_How to complete this task_:
Each line of the material holding the word "Kiều" must be identified and copied.

_Records for processing_:
***

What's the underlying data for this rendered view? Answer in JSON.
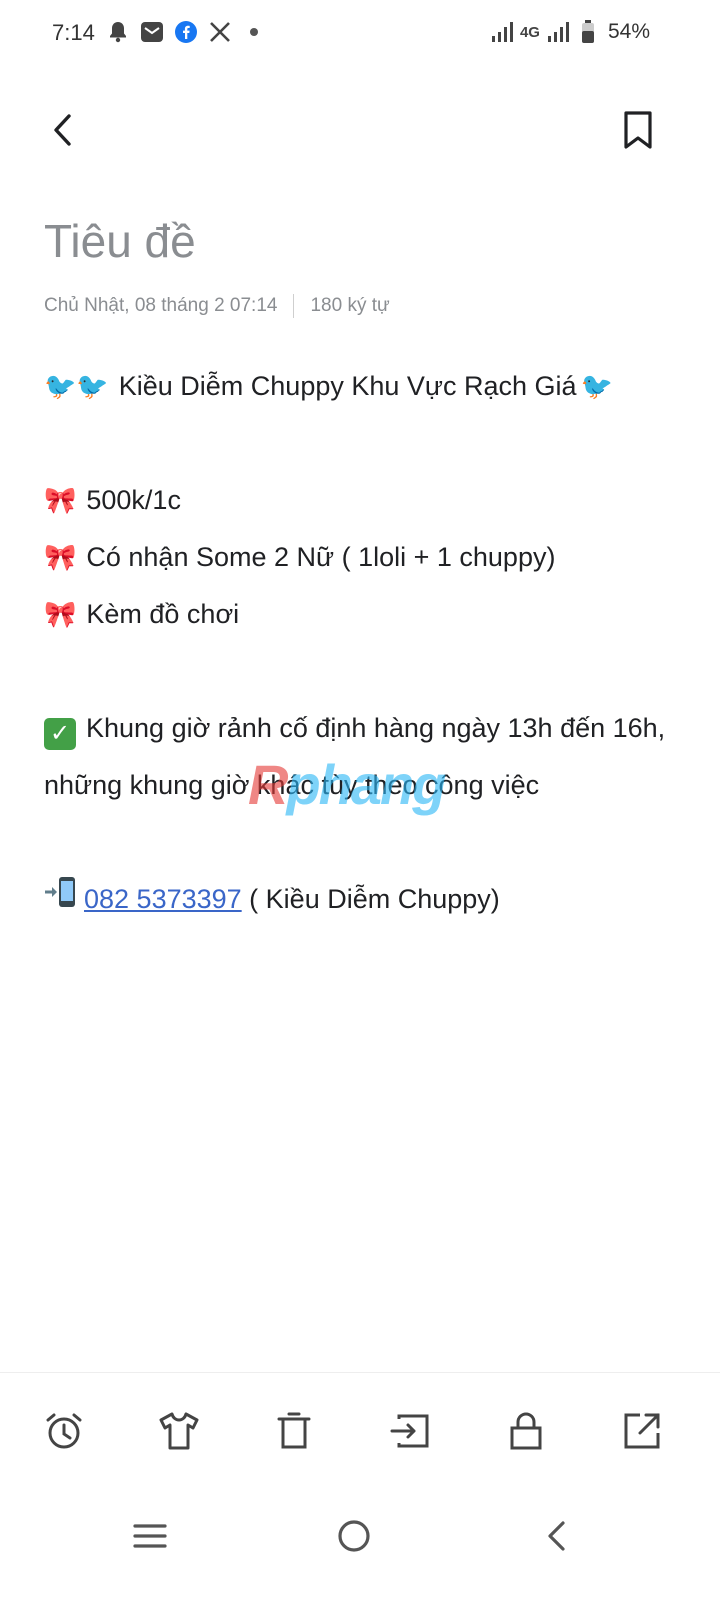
{
  "status_bar": {
    "time": "7:14",
    "network": "4G",
    "battery": "54%",
    "icons": [
      "bell-icon",
      "mail-icon",
      "facebook-icon",
      "x-icon",
      "dot-icon",
      "signal-icon",
      "signal-icon",
      "battery-icon"
    ]
  },
  "header": {
    "back_icon": "chevron-left-icon",
    "bookmark_icon": "bookmark-icon"
  },
  "note": {
    "title_placeholder": "Tiêu đề",
    "date": "Chủ Nhật, 08 tháng 2 07:14",
    "char_count": "180 ký tự",
    "line1_text": "Kiều Diễm Chuppy  Khu Vực Rạch Giá",
    "item1": "500k/1c",
    "item2": "Có nhận Some 2 Nữ ( 1loli + 1 chuppy)",
    "item3": "Kèm đồ chơi",
    "schedule": "Khung giờ rảnh cố định hàng ngày 13h đến 16h, những khung giờ khác tùy theo công việc",
    "phone": "082 5373397",
    "phone_suffix": " ( Kiều Diễm Chuppy)"
  },
  "watermark": {
    "part1": "R",
    "part2": "phang"
  },
  "toolbar": {
    "icons": [
      "alarm-icon",
      "theme-shirt-icon",
      "trash-icon",
      "move-icon",
      "lock-icon",
      "share-icon"
    ]
  },
  "navigation": {
    "icons": [
      "recent-apps-icon",
      "home-icon",
      "back-icon"
    ]
  },
  "colors": {
    "link": "#3a66c8",
    "muted_text": "#8a8d91",
    "check_green": "#43a047"
  }
}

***

_Result_:
    "line1_text": "Kiều Diễm Chuppy  Khu Vực Rạch Giá",
    "phone_suffix": " ( Kiều Diễm Chuppy)"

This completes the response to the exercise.